light of the flame and the flashes of core video light in "kishi no eizo", "Quiet Hole" and
"Difference Between". For Minami, colour is derived from the ‘8-Bit Era’ of retro video games,
and these early television and video colour bars inform his choice of palette. His single channel
works kishi no eizo and Quiet Hole are assemblages of neon light, reducing spliced
landscapes, stencilled silhouettes of foliage, miniature humans, and other indiscernible
shapes to vivid, essential hues. "Difference Between" is even further pared down to a highly
saturated dichromatic schema so that the moving image is balanced between parallel
elements — blue water and a bright white sky. The effect additionally fragments hitherto
recognisable elements of Minami’s landscapes: waves upon a shore, a palm tree and a

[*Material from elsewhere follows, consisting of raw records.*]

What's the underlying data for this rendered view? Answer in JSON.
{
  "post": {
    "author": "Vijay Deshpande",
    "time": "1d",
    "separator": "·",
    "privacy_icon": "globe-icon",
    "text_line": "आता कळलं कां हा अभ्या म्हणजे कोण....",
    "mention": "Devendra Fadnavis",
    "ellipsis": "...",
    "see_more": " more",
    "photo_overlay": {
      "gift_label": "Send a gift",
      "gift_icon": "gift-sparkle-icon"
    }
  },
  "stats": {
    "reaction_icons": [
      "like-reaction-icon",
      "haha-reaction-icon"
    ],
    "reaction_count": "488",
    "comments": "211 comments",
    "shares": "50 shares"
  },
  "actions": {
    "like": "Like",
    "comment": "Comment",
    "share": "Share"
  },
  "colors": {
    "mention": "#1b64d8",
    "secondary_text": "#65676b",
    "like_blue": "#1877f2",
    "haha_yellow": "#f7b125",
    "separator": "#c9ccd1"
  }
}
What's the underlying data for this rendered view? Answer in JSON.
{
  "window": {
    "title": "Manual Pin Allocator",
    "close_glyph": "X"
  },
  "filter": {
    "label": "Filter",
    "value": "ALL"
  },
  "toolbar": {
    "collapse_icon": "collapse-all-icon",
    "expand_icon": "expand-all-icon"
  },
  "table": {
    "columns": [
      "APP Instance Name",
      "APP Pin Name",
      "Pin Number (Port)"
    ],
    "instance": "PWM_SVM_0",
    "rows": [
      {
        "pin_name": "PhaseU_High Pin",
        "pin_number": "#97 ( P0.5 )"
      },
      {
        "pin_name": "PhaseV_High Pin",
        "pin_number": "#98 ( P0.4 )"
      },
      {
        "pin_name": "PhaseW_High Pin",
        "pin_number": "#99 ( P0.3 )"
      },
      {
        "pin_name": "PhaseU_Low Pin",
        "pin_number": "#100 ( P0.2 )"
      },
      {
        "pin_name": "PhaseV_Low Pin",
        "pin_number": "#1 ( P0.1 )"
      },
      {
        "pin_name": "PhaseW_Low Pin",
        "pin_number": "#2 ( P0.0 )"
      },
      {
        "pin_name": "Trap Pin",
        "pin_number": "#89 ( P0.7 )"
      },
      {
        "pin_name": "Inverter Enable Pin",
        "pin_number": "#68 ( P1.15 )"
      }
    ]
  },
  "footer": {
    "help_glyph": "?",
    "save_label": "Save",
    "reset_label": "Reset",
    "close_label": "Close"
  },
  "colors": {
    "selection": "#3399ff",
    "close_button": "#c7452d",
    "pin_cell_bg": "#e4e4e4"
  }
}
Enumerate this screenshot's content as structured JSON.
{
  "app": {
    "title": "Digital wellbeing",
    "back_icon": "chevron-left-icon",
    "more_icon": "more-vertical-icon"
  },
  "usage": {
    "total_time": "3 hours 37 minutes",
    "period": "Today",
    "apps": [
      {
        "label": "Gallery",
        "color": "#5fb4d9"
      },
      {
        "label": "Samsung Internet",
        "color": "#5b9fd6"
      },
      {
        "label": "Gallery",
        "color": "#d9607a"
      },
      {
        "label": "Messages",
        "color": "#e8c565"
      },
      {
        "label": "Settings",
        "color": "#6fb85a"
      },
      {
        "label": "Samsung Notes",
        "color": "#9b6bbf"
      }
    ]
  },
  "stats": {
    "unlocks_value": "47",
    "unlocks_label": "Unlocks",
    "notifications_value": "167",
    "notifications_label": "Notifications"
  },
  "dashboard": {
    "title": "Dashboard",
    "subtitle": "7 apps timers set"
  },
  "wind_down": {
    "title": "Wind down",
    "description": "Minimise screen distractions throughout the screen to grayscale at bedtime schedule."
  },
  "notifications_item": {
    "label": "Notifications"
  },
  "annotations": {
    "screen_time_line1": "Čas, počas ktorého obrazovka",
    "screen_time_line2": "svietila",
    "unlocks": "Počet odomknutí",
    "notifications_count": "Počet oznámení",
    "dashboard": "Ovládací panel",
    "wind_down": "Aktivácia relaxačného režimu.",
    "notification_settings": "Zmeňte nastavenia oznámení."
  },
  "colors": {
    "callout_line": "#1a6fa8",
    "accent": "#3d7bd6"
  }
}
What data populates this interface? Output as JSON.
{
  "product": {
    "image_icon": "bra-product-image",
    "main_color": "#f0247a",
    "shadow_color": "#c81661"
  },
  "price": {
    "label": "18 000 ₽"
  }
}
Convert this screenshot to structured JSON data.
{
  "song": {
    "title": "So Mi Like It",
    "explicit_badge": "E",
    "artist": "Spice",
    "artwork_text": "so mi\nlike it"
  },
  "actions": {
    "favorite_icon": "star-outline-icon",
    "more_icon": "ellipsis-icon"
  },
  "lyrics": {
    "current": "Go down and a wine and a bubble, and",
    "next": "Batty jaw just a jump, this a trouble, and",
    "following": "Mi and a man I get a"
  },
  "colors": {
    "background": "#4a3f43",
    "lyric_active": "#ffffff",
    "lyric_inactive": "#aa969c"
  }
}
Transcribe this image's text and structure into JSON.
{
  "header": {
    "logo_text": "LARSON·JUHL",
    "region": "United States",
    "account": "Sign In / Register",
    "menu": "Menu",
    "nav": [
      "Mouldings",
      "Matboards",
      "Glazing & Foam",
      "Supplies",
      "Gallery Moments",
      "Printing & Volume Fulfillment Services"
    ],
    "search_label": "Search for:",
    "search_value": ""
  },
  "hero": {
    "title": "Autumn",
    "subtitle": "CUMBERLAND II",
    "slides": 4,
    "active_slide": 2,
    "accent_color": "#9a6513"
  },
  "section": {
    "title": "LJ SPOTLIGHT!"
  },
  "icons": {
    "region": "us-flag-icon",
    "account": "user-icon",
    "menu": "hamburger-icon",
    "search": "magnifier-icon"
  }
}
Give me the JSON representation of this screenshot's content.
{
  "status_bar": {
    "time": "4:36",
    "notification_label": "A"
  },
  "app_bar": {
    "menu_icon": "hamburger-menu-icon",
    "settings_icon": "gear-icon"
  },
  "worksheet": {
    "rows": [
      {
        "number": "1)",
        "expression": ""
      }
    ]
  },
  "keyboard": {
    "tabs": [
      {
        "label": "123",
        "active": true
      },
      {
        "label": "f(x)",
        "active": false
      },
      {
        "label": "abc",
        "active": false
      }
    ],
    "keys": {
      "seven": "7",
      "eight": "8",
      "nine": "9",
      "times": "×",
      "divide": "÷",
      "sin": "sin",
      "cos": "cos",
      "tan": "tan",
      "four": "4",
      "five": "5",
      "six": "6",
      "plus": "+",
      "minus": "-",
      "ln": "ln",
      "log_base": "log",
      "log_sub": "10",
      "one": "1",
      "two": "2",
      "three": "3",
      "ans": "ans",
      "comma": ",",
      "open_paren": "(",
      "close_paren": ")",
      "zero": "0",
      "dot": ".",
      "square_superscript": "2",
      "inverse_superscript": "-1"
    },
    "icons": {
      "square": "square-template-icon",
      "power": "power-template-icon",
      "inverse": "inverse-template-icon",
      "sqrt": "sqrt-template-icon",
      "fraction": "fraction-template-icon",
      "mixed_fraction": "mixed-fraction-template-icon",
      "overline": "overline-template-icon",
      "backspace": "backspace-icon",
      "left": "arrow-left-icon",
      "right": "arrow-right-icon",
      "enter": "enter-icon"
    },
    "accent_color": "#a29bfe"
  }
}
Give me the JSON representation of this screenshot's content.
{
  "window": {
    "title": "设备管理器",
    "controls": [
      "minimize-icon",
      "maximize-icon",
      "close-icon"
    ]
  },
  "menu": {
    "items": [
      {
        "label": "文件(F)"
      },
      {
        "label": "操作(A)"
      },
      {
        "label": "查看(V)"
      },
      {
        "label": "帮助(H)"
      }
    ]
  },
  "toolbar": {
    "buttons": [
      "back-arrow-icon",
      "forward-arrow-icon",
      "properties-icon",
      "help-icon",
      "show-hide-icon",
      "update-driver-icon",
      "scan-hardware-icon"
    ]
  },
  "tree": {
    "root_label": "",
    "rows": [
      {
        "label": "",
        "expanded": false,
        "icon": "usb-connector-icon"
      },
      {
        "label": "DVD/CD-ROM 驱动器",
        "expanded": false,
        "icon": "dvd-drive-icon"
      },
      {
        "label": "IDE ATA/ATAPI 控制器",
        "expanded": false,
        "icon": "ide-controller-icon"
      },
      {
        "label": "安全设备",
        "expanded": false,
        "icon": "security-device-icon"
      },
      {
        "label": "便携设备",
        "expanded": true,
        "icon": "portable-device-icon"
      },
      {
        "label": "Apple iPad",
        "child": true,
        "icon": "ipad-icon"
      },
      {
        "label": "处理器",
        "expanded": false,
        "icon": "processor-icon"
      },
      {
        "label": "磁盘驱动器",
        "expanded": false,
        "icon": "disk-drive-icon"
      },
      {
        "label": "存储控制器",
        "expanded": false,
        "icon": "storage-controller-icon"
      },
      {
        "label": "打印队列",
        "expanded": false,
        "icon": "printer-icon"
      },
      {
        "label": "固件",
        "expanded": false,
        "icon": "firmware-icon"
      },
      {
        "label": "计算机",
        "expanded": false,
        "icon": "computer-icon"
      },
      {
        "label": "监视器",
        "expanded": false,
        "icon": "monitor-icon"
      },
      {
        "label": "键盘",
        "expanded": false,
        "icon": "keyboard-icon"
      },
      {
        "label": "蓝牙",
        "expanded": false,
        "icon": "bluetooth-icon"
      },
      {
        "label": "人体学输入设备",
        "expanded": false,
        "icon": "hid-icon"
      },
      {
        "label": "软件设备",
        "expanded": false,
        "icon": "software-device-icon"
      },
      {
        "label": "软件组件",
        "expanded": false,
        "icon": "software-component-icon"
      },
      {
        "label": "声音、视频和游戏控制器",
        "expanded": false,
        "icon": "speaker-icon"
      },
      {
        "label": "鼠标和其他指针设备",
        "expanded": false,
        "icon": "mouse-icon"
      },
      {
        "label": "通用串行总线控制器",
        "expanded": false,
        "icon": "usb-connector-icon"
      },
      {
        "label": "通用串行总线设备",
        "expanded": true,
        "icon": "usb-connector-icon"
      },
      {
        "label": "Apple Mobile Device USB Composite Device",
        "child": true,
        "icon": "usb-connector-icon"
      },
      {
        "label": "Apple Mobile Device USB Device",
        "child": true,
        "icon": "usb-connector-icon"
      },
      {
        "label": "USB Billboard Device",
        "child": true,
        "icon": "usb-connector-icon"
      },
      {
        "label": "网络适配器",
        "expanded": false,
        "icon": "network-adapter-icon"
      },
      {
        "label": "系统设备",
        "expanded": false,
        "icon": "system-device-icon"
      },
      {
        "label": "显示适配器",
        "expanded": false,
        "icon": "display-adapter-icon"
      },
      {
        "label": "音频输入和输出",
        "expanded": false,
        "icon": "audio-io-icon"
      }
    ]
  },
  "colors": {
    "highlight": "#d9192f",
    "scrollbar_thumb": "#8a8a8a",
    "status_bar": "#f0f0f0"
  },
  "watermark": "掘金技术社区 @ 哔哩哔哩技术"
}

traditional Malay house are reduced to their bare outlines.
These digital collages, arranged through a “process… closer to composition in painting than
film editing" (1), can also be viewed as inheriting their longitudinal format from traditional
Japanese and Chinese hanging scroll paintings of mountainous landscapes and waterfalls.
In fact, the slow, seamless downward pan encourages a more contemplative eye than the
speed associated with most new media. It almost reminds one to dwell upon the
immaterial, abstract space between ‘heaven’ and ‘earth’. But whatever this nether, virtual
space truly is within our contemporary digital reality — between the bars of a television
monitor or the pixels of a high-definition video projection — still remains a question
Nevertheless, Takao Minami’s work is ultimately grounded in the real. His footage is
extracted and edited from videologues of his recent journeys between Bangkok and
Singapore. Further, while on the road, Minami’s heightened attentiveness brings his
audience through the everyday soundscapes of Southeast Asia.
This season, we invite viewers to discover the unique and sensitive video compositions,
projections and reflections Takao Minami has created for his solo presentation at Ota Fine
"1Takao Minami", edited by Thomas Boutoux, Nicolas Garait, Danielle Kvaran, Gunnar B. Kvaran, Kit Maude, Thierry Raspail (Dijon: Les presses du réel), catalogue of an exhibition at La Biennale de Lyon, Lyon, 12 September, 2013 through 5 January, 2014, 342-345.